### Dataset excerpts:
+++++

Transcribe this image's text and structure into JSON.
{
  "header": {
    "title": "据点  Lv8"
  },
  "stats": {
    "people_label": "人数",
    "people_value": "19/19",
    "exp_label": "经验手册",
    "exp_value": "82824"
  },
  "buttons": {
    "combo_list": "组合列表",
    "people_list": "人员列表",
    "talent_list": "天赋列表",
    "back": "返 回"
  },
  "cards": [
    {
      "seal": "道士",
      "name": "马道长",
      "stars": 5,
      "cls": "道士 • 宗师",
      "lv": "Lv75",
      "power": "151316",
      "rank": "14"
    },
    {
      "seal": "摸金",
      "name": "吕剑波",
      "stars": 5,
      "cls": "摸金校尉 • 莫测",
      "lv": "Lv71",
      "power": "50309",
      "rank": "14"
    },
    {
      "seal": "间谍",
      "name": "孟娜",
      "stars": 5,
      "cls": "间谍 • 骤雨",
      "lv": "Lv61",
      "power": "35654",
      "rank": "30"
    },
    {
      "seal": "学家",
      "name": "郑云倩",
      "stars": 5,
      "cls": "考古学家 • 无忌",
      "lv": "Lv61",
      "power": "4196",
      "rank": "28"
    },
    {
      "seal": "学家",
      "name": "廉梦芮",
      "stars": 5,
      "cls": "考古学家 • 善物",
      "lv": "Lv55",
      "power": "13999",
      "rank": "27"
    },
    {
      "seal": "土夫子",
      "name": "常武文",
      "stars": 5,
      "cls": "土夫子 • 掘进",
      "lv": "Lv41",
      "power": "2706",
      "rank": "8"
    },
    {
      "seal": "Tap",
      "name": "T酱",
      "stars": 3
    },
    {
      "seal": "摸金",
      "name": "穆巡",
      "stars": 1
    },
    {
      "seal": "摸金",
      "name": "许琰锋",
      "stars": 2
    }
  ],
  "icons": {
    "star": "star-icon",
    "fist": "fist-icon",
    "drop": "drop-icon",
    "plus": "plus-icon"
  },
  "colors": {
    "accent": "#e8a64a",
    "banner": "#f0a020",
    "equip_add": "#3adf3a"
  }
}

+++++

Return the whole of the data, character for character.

Transcribe this image's text and structure into JSON.
{
  "header": {
    "title": "据点  Lv8"
  },
  "stats": {
    "people_label": "人数",
    "people_value": "19/19",
    "exp_label": "经验手册",
    "exp_value": "82824"
  },
  "buttons": {
    "combo_list": "组合列表",
    "people_list": "人员列表",
    "talent_list": "天赋列表",
    "back": "返 回"
  },
  "cards": [
    {
      "seal": "道士",
      "name": "马道长",
      "stars": 5,
      "cls": "道士 • 宗师",
      "lv": "Lv75",
      "power": "151316",
      "rank": "14"
    },
    {
      "seal": "摸金",
      "name": "吕剑波",
      "stars": 5,
      "cls": "摸金校尉 • 莫测",
      "lv": "Lv71",
      "power": "50309",
      "rank": "14"
    },
    {
      "seal": "间谍",
      "name": "孟娜",
      "stars": 5,
      "cls": "间谍 • 骤雨",
      "lv": "Lv61",
      "power": "35654",
      "rank": "30"
    },
    {
      "seal": "学家",
      "name": "郑云倩",
      "stars": 5,
      "cls": "考古学家 • 无忌",
      "lv": "Lv61",
      "power": "4196",
      "rank": "28"
    },
    {
      "seal": "学家",
      "name": "廉梦芮",
      "stars": 5,
      "cls": "考古学家 • 善物",
      "lv": "Lv55",
      "power": "13999",
      "rank": "27"
    },
    {
      "seal": "土夫子",
      "name": "常武文",
      "stars": 5,
      "cls": "土夫子 • 掘进",
      "lv": "Lv41",
      "power": "2706",
      "rank": "8"
    },
    {
      "seal": "Tap",
      "name": "T酱",
      "stars": 3
    },
    {
      "seal": "摸金",
      "name": "穆巡",
      "stars": 1
    },
    {
      "seal": "摸金",
      "name": "许琰锋",
      "stars": 2
    }
  ],
  "icons": {
    "star": "star-icon",
    "fist": "fist-icon",
    "drop": "drop-icon",
    "plus": "plus-icon"
  },
  "colors": {
    "accent": "#e8a64a",
    "banner": "#f0a020",
    "equip_add": "#3adf3a"
  }
}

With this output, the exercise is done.